Napping in boring meetings

In America, Mark Daly sees himself as an introvert, but in Finland he’s an extrovert. The top researcher is not one to boast about his own achievements, but he praises his colleagues at every opportunity. Of his own success, he says modestly:

“I’ve been in the right place at the right time.”

The first rule of scientific work is to remember to question your hypotheses,” Daly emphasises.

“Sometimes people fall in love with their theories, but then new innovations often pass them by. You have to always compare your own ideas with new information. Findings have to be re-evaluated time and again.”

This uncompromising attitude is apparent in other situations as well. Daly is not known for his constructive reactions to mistakes, and if a meeting doesn’t get to the point, he may take a nap. He couldn’t care less about university politics. A researcher is a researcher, even if he’s the director of an institute.

Every sample is valuable

Daly is more eager to talk about the future of science than himself. He’s particularly interested in FIMM’s massive FinnGen project, which intends to compile more than 500,000 Finnish genetic samples. “I’d love to get even more samples if possible.”

With help from hospitals, the researchers can acquire samples from genetic carriers of diseases who can otherwise be difficult to reach, for example, patients whose diseases have only begun to manifest late in life. “With rare diseases, each additional sample is valuable.”

The Finnish genome has both harmful and positive variants. “There’s a gene variant in Finland that protects the carrier from type 2 diabetes. It would be very interesting to find out how it works. The variant may have spliced a gene, or silenced another.”

With its €60 million budget, FinnGen is the second most expensive research project at the University of Helsinki. Only the iCAN Digital Precision Cancer Medicine competence cluster, set to launch this year, has more funding. FinnGen has also received funding from international pharmaceutical companies.

Daly emphasises that these companies will not have exclusive rights to the resulting information. “The companies are interested in our findings, because they can then use them as a basis for their own research. They can lead to the development of new drugs.”

A good time to see the world

FinnGen is Mark Daly’s answer to the question “why Helsinki”. This was no jump into the unknown.

The whole family had spent time in Finland during many summers, and they had got to know Helsinki. They picked their home in western Helsinki for the children’s music classes: they now live close to a familiar music school which had previously lent them a cello.

Last spring Daly lived in Helsinki on his own, but in autumn 2018 the whole family settled in Finland. The eldest daughter also found a student exchange position at the University of Helsinki. While in Finland, Daly’s wife intends to work on her doctoral dissertation after a long hiatus.

One motivation for the move was the political atmosphere in the US. Daly has posted tweets that are critical of President Trump. “The family and I felt that now’s a good time to see the rest of the world.”

USA or Finland?

Daly has tweeted a photo where he is posing on the icy shore of Munkkiniemenranta. He’s standing next to a sign announcing that the beach is closed.

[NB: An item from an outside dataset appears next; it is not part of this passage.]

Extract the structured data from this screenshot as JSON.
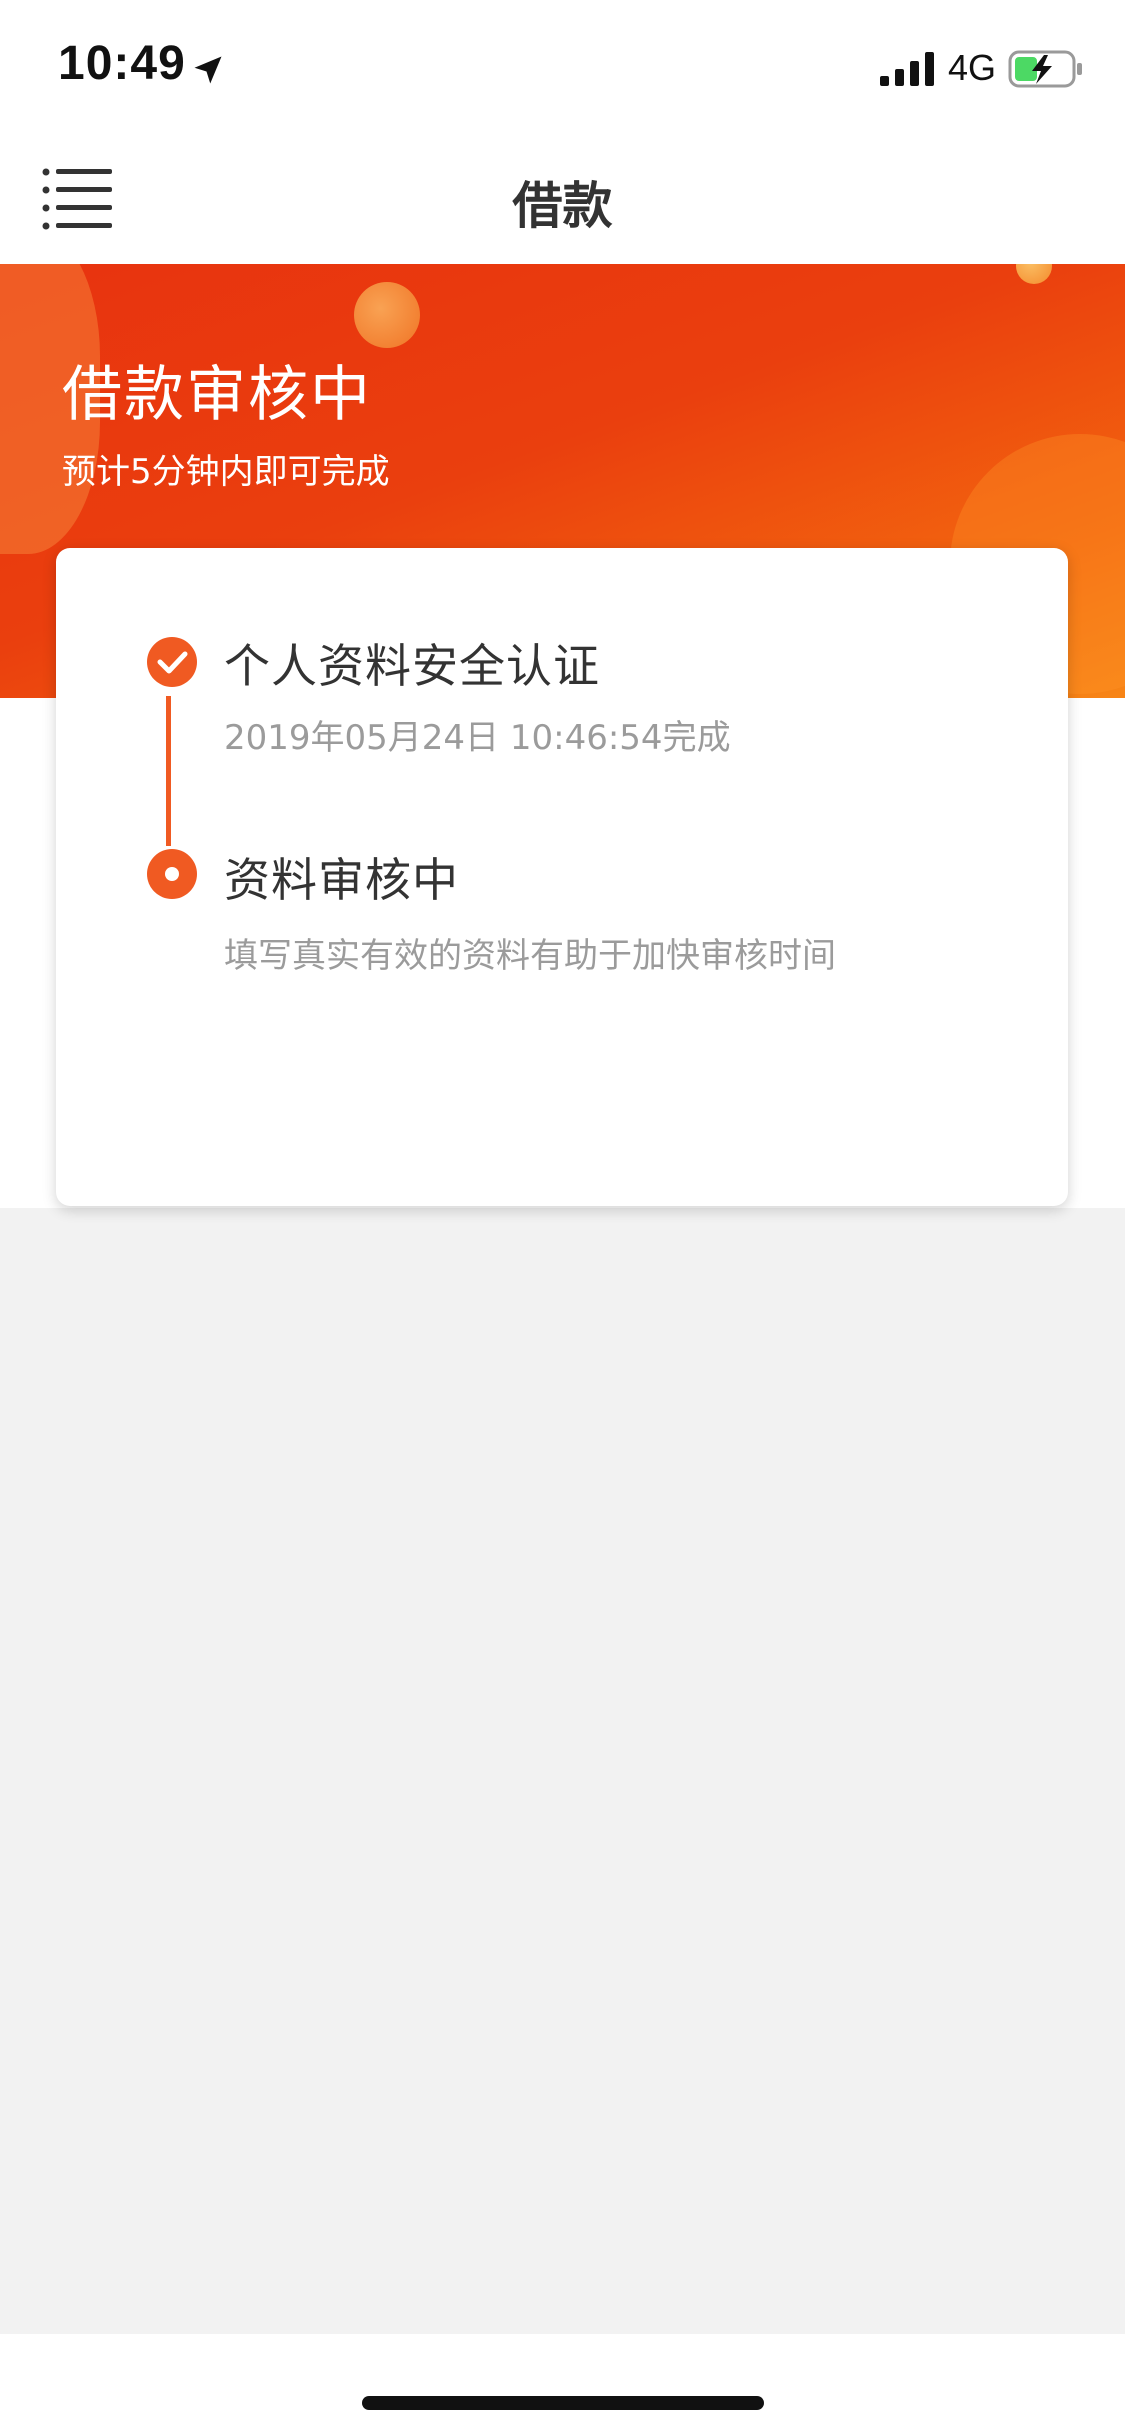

The Bostonian is no stranger to snow, but the darkness of the winter was more of a challenge. The long work days mean less sleep for the researcher. After the children go to bed, Daly often begins another shift as he starts making Skype calls to Boston.

Daly still holds his professorship at Harvard, to which he dedicates a quarter of his working hours. The professor visits the US about every six weeks.

“We have a great deal of cooperation between Helsinki and Boston. So it’s not really easy to say which part of my job belongs where.”

Is the plan to return to Boston in four years? “I wouldn’t want to give up Harvard, but on the other hand, leaving Helsinki seems insane,” Daly muses. “I think I will be able to continue working at both universities also in the future.”

The article was originally published in Finnish in the Y/03/19 issue of Yliopisto-lehti.